* **Instructions to follow**: Every record must be retyped exactly as it reads.
.....
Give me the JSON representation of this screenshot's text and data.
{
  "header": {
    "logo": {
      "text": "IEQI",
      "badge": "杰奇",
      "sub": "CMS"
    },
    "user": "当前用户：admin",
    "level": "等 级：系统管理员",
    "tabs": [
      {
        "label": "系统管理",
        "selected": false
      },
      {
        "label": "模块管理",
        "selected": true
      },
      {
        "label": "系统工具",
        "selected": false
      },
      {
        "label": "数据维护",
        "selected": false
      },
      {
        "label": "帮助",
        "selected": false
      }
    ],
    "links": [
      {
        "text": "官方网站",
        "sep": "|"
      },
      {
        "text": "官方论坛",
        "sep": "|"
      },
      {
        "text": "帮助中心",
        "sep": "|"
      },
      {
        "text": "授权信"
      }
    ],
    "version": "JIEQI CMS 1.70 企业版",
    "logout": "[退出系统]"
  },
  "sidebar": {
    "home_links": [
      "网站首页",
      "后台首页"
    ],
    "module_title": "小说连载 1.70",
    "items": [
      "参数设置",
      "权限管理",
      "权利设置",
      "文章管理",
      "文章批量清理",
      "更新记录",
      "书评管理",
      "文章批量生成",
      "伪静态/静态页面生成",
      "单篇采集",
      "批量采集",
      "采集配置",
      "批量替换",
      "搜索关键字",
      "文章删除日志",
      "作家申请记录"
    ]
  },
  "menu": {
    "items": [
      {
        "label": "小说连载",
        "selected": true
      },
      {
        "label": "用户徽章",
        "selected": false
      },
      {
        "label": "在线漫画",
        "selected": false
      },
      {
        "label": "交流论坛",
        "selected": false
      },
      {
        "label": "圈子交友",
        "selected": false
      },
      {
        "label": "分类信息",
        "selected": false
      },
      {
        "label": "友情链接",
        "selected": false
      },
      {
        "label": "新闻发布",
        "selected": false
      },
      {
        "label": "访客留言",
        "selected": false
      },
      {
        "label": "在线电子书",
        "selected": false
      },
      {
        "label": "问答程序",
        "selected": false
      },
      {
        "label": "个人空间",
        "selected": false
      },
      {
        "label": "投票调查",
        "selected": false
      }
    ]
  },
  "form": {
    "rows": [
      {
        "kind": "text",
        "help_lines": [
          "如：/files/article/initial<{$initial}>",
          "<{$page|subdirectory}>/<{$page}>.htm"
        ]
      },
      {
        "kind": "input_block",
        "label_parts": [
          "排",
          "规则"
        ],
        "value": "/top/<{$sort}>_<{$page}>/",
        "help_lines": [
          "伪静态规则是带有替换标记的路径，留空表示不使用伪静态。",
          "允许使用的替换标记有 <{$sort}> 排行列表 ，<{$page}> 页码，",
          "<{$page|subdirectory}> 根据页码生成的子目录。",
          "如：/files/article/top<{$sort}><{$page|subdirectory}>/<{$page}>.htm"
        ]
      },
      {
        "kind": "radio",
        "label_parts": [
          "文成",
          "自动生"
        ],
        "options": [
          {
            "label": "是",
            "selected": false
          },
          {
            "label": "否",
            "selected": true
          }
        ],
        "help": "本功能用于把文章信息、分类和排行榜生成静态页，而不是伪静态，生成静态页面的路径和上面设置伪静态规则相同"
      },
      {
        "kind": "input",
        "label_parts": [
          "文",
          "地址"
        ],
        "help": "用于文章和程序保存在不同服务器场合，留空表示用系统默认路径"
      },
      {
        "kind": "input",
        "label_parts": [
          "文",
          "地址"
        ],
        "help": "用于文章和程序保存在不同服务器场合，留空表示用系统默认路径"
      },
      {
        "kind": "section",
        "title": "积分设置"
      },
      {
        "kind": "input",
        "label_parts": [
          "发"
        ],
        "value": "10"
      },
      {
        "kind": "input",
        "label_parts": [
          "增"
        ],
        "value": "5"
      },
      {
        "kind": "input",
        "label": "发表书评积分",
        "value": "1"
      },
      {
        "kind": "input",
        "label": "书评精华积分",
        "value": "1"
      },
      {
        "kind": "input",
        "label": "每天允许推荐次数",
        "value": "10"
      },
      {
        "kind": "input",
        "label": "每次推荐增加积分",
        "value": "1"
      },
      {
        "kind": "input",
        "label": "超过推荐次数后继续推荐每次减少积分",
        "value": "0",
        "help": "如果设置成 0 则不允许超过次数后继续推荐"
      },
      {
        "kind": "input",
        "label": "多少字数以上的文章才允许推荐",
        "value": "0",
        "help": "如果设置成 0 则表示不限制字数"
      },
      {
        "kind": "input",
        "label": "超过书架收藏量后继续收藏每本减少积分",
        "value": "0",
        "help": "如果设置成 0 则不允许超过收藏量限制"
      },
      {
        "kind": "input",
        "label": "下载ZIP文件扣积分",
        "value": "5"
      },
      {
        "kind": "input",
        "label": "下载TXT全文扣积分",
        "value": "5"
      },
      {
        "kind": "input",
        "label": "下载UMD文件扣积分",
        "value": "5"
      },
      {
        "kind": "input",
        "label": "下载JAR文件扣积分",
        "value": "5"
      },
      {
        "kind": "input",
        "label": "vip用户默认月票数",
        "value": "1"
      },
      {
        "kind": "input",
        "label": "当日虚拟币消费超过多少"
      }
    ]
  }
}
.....
* **Written answer**:
Give me the JSON representation of this screenshot's text and data.
{
  "header": {
    "logo": {
      "text": "IEQI",
      "badge": "杰奇",
      "sub": "CMS"
    },
    "user": "当前用户：admin",
    "level": "等 级：系统管理员",
    "tabs": [
      {
        "label": "系统管理",
        "selected": false
      },
      {
        "label": "模块管理",
        "selected": true
      },
      {
        "label": "系统工具",
        "selected": false
      },
      {
        "label": "数据维护",
        "selected": false
      },
      {
        "label": "帮助",
        "selected": false
      }
    ],
    "links": [
      {
        "text": "官方网站",
        "sep": "|"
      },
      {
        "text": "官方论坛",
        "sep": "|"
      },
      {
        "text": "帮助中心",
        "sep": "|"
      },
      {
        "text": "授权信"
      }
    ],
    "version": "JIEQI CMS 1.70 企业版",
    "logout": "[退出系统]"
  },
  "sidebar": {
    "home_links": [
      "网站首页",
      "后台首页"
    ],
    "module_title": "小说连载 1.70",
    "items": [
      "参数设置",
      "权限管理",
      "权利设置",
      "文章管理",
      "文章批量清理",
      "更新记录",
      "书评管理",
      "文章批量生成",
      "伪静态/静态页面生成",
      "单篇采集",
      "批量采集",
      "采集配置",
      "批量替换",
      "搜索关键字",
      "文章删除日志",
      "作家申请记录"
    ]
  },
  "menu": {
    "items": [
      {
        "label": "小说连载",
        "selected": true
      },
      {
        "label": "用户徽章",
        "selected": false
      },
      {
        "label": "在线漫画",
        "selected": false
      },
      {
        "label": "交流论坛",
        "selected": false
      },
      {
        "label": "圈子交友",
        "selected": false
      },
      {
        "label": "分类信息",
        "selected": false
      },
      {
        "label": "友情链接",
        "selected": false
      },
      {
        "label": "新闻发布",
        "selected": false
      },
      {
        "label": "访客留言",
        "selected": false
      },
      {
        "label": "在线电子书",
        "selected": false
      },
      {
        "label": "问答程序",
        "selected": false
      },
      {
        "label": "个人空间",
        "selected": false
      },
      {
        "label": "投票调查",
        "selected": false
      }
    ]
  },
  "form": {
    "rows": [
      {
        "kind": "text",
        "help_lines": [
          "如：/files/article/initial<{$initial}>",
          "<{$page|subdirectory}>/<{$page}>.htm"
        ]
      },
      {
        "kind": "input_block",
        "label_parts": [
          "排",
          "规则"
        ],
        "value": "/top/<{$sort}>_<{$page}>/",
        "help_lines": [
          "伪静态规则是带有替换标记的路径，留空表示不使用伪静态。",
          "允许使用的替换标记有 <{$sort}> 排行列表 ，<{$page}> 页码，",
          "<{$page|subdirectory}> 根据页码生成的子目录。",
          "如：/files/article/top<{$sort}><{$page|subdirectory}>/<{$page}>.htm"
        ]
      },
      {
        "kind": "radio",
        "label_parts": [
          "文成",
          "自动生"
        ],
        "options": [
          {
            "label": "是",
            "selected": false
          },
          {
            "label": "否",
            "selected": true
          }
        ],
        "help": "本功能用于把文章信息、分类和排行榜生成静态页，而不是伪静态，生成静态页面的路径和上面设置伪静态规则相同"
      },
      {
        "kind": "input",
        "label_parts": [
          "文",
          "地址"
        ],
        "help": "用于文章和程序保存在不同服务器场合，留空表示用系统默认路径"
      },
      {
        "kind": "input",
        "label_parts": [
          "文",
          "地址"
        ],
        "help": "用于文章和程序保存在不同服务器场合，留空表示用系统默认路径"
      },
      {
        "kind": "section",
        "title": "积分设置"
      },
      {
        "kind": "input",
        "label_parts": [
          "发"
        ],
        "value": "10"
      },
      {
        "kind": "input",
        "label_parts": [
          "增"
        ],
        "value": "5"
      },
      {
        "kind": "input",
        "label": "发表书评积分",
        "value": "1"
      },
      {
        "kind": "input",
        "label": "书评精华积分",
        "value": "1"
      },
      {
        "kind": "input",
        "label": "每天允许推荐次数",
        "value": "10"
      },
      {
        "kind": "input",
        "label": "每次推荐增加积分",
        "value": "1"
      },
      {
        "kind": "input",
        "label": "超过推荐次数后继续推荐每次减少积分",
        "value": "0",
        "help": "如果设置成 0 则不允许超过次数后继续推荐"
      },
      {
        "kind": "input",
        "label": "多少字数以上的文章才允许推荐",
        "value": "0",
        "help": "如果设置成 0 则表示不限制字数"
      },
      {
        "kind": "input",
        "label": "超过书架收藏量后继续收藏每本减少积分",
        "value": "0",
        "help": "如果设置成 0 则不允许超过收藏量限制"
      },
      {
        "kind": "input",
        "label": "下载ZIP文件扣积分",
        "value": "5"
      },
      {
        "kind": "input",
        "label": "下载TXT全文扣积分",
        "value": "5"
      },
      {
        "kind": "input",
        "label": "下载UMD文件扣积分",
        "value": "5"
      },
      {
        "kind": "input",
        "label": "下载JAR文件扣积分",
        "value": "5"
      },
      {
        "kind": "input",
        "label": "vip用户默认月票数",
        "value": "1"
      },
      {
        "kind": "input",
        "label": "当日虚拟币消费超过多少"
      }
    ]
  }
}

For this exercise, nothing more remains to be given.